What rock elm looks like

Size and shape

  • Reaches 25 metres high.
  • Trunk up to 75 centimetres in diameter.
  • Cylindrical shape.


  • Leathery leaves (5 to 10 centimetres long).
  • Dark green, shiny and smooth upper surface.
  • Paler green and hairy lower surface.
  • Bright yellow in the fall.


  • Dark grey bark with traces of red.
  • Shaggy and furrowed.
  • Corky ridges on branches.


  • Flowers are greenish red and grow in clusters (up to 3 centimetres long).


  • Oval winged seeds (10 to 15 millimeters).
  • Hairy.

Where rock elm is found

Rock elm is primarily found in Southern Ontario south of the Canadian Shield.

What you need to know to grow rock elm

  • Moisture: grows best in dry, well drained sites.
  • Soil: commonly found on shallow soil over limestone bedrock (hence the common name) but tolerates many soil types.
  • Shade: requires full sun for growth.
  • Cautions:
    • Dutch elm disease: Dutch elm disease is caused by an invasive fungus that develops in tissues under the bark. Foliage begins to wilt and eventually stops growing. Infections usually kill the tree in 1 to 3 years. Control measures include removing dead foliage and branches, avoiding transport and use of wood and injecting fungicides.

Benefits and uses of rock elm

Wildlife benefits

Rock elm is a food source for many species, including:

  • rabbits
  • white-tailed deer
  • squirrels
  • many birds

Commercial uses

Rock elm trees produce strong, dependable wood that was once used for piano frames and hockey sticks.

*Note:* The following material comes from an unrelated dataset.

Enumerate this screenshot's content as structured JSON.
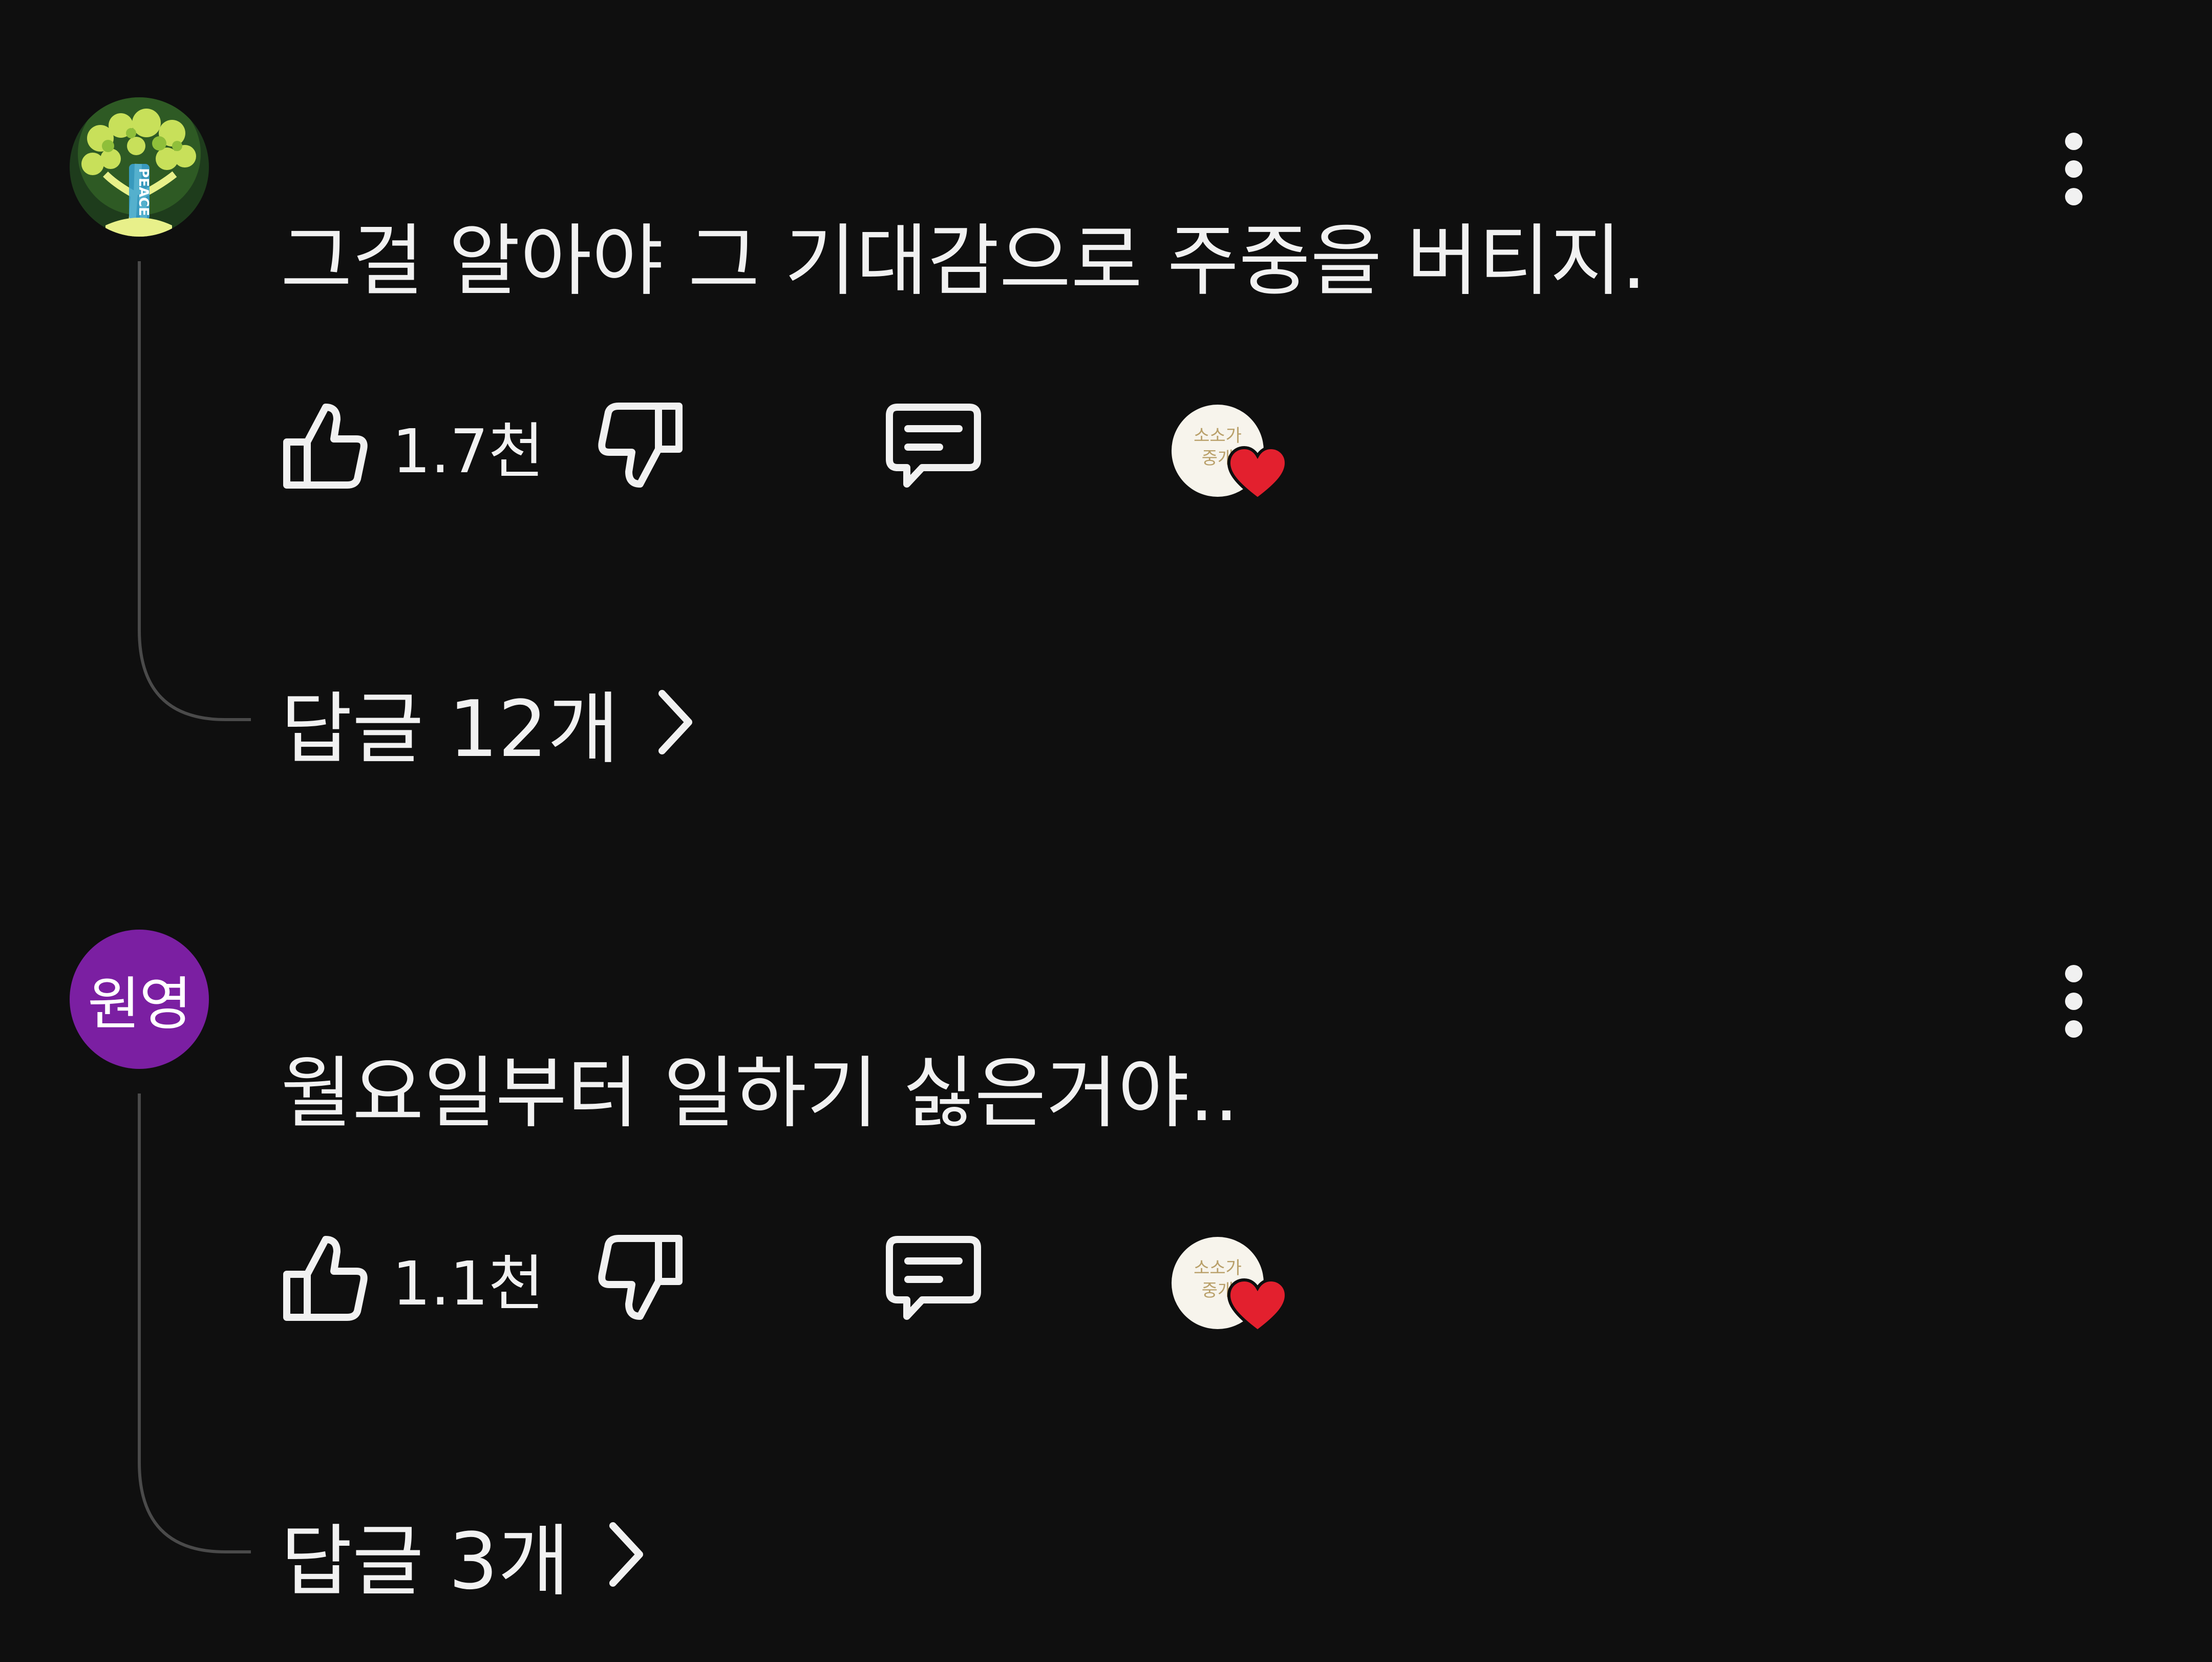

Rock elm products are no longer available in commercial quantities.

Fun facts about rock elm

  • Rock elm trees can live up to 175 years.
  • Rock elm trees produce seeds every 3 to 4 years.